By Greg Arnold, DC, CSCS, September 21, 2011, abstracted from “Quebecol, a novel phenolic compound isolated from Canadian maple syrup” in the Journal of Functional Foods
Phenols are compounds found in a wide variety of foods ranging from red wine to olive oil to green tea and almonds. The antioxidant and antibacterial properties of phenols (1) benefit a wide variety of diseases, including rheumatoid arthritis (2) and Alzheimer’s Disease (3). Phenols are thought to be the primary health benefit of olive oil consumption, with benefits seen for breast cell health (4), bone health (5), and cholesterol health (6). Now a new study (7) has identified another food with health-promoting phenols: maple syrup.
Numerous studies have shown maple syrup extracts to have antioxidant and healthy cell production properties (8, 9) in addition to being of “great economic interest” to the United States and Canada as they are the world’s only two worldwide producers. And since maple syrup is a popular sweetener worldwide, knowing the chemical identification of maple syrup constituents is of “great scientific interest”.
In the study, researchers identified 23 naturally occurring phenolic compounds in maple syrup. The most plentiful phenol identified is one not naturally occurring but actually thought to be formed during the maple syrup production process, quebecol. A 2007 study showed that “during the intensive heating process required to transform the sap into syrup, a complex cocktail of both native phenolics (originally present in the xylem sap) and derived compounds (formed through chemical reactions during processing) ultimately ends up in maple syrup” (10).
While the researchers did not do any further tests on quebecol, they concluded that “Our finding of a non-natural phenolic compound in maple syrup is interesting, considering that such molecules may contribute significantly towards the reported biological activities of maple syrup.” (11) And with the continued recognition of phenols as playing a role in human health promotion and disease prevention, research on maple syrup phenols is sure to continue.
1. “Antibacterial effect of phenolic compounds from peat moss and the polysaccharide chitosan” - http://www.physorg.com/news/2011-09-antibacterial-effect-phenolic-compounds-peat.html
2. “Green Tea May Help Protect Against Rheumatoid Arthritis” - http://nccam.nih.gov/research/results/spotlight/120808.htm
3. “Grape Seed Extract May Help Prevent and Treat Alzheimer's” - http://nccam.nih.gov/research/results/spotlight/062408.htm
4. Menendez JA. Anti-HER2 (erbB-2) oncogene effects of phenolic compounds directly isolated from commercial Extra-Virgin Olive Oil (EVOO)”. BMC Cancer 2008, 8:377 doi:10.1186/1471-2407-8-377
5. Santiago-Mora R. Oleuropein enhances osteoblastogenesis and inhibits adipogenesis: the effect on differentiation in stem cells derived from bone marrow.
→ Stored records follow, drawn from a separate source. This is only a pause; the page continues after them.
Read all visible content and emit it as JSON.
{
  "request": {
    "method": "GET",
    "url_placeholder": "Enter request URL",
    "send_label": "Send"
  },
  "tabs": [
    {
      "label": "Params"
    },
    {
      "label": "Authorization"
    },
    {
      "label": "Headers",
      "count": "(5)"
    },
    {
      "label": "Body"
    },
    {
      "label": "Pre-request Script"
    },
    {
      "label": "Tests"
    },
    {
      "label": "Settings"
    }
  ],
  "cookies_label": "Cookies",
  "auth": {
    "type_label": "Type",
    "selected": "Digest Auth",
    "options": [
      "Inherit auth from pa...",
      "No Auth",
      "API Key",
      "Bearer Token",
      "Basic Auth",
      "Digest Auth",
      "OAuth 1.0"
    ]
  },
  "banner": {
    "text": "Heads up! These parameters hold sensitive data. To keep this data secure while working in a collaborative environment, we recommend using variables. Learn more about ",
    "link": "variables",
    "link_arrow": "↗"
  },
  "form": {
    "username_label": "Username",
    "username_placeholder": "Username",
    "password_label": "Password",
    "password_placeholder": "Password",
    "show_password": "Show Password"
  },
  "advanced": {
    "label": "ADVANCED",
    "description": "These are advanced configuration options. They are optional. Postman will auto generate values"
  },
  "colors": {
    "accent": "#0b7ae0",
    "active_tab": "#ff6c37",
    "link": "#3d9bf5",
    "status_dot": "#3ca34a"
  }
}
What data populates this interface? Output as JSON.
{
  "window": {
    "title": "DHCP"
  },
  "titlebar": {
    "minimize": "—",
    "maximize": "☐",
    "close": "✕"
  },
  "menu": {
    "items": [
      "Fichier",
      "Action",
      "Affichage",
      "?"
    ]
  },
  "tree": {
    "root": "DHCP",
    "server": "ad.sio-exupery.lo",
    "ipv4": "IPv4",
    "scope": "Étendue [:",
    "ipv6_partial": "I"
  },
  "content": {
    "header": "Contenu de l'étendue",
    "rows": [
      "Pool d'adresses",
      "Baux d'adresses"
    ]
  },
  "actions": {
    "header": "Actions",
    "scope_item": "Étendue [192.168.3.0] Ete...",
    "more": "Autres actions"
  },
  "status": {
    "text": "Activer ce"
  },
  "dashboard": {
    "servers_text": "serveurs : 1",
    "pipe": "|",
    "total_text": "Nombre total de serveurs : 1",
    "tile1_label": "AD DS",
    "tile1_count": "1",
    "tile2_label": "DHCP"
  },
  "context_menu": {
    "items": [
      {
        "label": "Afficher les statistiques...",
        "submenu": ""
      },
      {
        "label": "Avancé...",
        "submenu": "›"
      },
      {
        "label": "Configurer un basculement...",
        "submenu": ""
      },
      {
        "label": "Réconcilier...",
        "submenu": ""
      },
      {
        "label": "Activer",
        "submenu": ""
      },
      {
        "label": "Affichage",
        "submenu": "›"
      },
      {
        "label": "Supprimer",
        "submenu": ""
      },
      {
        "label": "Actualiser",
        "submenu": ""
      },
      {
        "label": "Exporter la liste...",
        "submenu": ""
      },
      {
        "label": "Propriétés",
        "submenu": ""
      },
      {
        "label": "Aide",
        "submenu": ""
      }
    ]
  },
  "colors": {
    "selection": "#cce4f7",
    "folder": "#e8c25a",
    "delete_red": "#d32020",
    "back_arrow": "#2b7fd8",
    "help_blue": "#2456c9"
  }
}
Osteop Int 2010. DOI: 10.1007/s00198-010-1270-x
6. de la Torre-Carbot K. Elevated Circulating LDL Phenol Levels in Men Who Consumed Virgin Rather Than Refined Olive Oil Are Associated with Less Oxidation of Plasma LDL. Jou Nutr 2010; 140 (3): 501-508
7. Li L. Quebecol, a novel phenolic compound isolated from Canadian maple syrup. Jou Functional Foods 2011; 3: 125-128
8. Legault, J. Antioxidant Activity inhibition of nitric oxide overproduction, and in vitro antiproliferative effect of maple sap and syrup from Acer saccharum. Journal of Medicinal Foods 2010; 13: 460–468
9. Theirault, M. Antioxidant, antiradical and antimutagenic activities of phenolic compounds present in maple products. Food Chemistry 2006; 98, 490–501.
10. Ball, D. W. (2007). The chemical composition of maple syrup. Journal of Chemical Education 2007; 84: 1647–1650.
11. Shahidi, F., & Ho, C.-T. (Eds.). (2005). Phenolic compounds in foods and natural health products. ACS symposium series 909. Washington DC, USA: American Chemical Society